▶ [PROBLEM REQUIREMENTS]
Supply the number of lines in the listing below in which the word "selected" occurs, and nothing else.

++++++++++++++++++++

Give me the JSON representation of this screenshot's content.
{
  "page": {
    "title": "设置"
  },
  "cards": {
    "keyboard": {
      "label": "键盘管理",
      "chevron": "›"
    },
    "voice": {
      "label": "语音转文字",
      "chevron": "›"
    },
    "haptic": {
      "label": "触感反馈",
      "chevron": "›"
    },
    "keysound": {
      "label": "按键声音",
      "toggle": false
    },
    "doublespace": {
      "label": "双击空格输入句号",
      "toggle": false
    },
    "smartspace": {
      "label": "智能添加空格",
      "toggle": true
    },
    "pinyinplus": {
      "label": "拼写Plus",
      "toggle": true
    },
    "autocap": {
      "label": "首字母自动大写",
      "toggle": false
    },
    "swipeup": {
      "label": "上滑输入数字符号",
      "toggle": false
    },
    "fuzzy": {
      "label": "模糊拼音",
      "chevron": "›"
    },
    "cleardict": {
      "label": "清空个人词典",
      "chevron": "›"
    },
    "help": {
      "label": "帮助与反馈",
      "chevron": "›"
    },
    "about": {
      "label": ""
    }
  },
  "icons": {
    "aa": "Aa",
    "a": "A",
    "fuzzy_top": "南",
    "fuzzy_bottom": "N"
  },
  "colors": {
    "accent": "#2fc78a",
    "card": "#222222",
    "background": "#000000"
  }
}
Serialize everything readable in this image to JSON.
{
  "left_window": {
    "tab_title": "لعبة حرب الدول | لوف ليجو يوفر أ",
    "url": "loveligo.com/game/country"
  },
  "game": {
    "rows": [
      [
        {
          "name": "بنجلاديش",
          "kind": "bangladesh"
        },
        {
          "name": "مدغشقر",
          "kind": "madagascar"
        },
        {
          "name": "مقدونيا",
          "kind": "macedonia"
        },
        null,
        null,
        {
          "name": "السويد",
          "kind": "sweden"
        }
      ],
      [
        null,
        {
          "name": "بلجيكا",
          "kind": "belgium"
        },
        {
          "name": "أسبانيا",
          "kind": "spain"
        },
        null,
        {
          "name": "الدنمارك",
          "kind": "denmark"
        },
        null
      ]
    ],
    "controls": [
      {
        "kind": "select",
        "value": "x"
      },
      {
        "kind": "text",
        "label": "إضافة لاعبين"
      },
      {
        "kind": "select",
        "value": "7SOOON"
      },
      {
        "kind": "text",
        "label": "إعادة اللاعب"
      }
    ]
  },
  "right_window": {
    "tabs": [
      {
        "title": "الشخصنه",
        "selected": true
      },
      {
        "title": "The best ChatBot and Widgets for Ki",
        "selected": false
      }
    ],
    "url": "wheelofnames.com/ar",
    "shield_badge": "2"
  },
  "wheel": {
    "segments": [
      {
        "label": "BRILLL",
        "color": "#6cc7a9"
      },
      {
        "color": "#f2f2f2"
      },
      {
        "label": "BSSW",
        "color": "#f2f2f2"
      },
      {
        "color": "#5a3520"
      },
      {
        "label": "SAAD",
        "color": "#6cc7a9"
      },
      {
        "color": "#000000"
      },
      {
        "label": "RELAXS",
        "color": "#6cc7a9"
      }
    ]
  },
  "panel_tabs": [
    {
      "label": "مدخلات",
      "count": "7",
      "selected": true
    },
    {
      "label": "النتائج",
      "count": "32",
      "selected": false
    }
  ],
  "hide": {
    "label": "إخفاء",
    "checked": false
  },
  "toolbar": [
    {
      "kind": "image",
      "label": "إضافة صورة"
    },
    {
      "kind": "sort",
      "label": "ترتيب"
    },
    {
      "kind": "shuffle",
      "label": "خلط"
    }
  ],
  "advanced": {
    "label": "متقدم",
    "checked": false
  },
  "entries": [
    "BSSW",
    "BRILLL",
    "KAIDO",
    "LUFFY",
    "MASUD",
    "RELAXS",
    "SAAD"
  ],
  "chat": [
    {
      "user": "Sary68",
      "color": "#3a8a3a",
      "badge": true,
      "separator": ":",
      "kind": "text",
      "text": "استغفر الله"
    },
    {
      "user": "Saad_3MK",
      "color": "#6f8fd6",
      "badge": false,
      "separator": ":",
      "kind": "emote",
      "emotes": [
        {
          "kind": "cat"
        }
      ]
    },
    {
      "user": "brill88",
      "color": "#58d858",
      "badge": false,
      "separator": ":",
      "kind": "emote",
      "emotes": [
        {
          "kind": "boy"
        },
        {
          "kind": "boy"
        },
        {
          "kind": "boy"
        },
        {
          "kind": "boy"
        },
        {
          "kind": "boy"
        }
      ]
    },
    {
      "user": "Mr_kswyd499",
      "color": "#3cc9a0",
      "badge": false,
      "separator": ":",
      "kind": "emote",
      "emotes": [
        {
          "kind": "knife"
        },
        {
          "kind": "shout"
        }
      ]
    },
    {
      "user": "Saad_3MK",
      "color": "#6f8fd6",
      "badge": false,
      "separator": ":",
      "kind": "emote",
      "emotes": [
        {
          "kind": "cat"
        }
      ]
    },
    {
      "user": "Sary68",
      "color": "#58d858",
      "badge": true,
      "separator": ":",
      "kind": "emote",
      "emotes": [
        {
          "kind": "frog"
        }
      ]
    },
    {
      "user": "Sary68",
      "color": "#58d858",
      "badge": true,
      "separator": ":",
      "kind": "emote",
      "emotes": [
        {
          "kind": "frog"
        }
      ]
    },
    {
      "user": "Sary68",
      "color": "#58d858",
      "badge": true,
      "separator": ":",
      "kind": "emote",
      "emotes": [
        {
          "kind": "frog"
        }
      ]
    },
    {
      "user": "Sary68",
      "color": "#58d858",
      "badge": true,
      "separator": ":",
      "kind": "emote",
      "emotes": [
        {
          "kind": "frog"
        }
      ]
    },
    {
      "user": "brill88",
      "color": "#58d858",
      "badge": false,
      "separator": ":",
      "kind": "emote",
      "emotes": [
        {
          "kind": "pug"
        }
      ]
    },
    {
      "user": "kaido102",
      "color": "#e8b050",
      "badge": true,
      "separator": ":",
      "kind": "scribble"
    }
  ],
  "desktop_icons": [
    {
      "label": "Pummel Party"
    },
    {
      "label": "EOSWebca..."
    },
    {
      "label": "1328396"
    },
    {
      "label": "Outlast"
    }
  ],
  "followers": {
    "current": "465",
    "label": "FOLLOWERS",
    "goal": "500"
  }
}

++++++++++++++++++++

▶ [YOUR SOLUTION]
4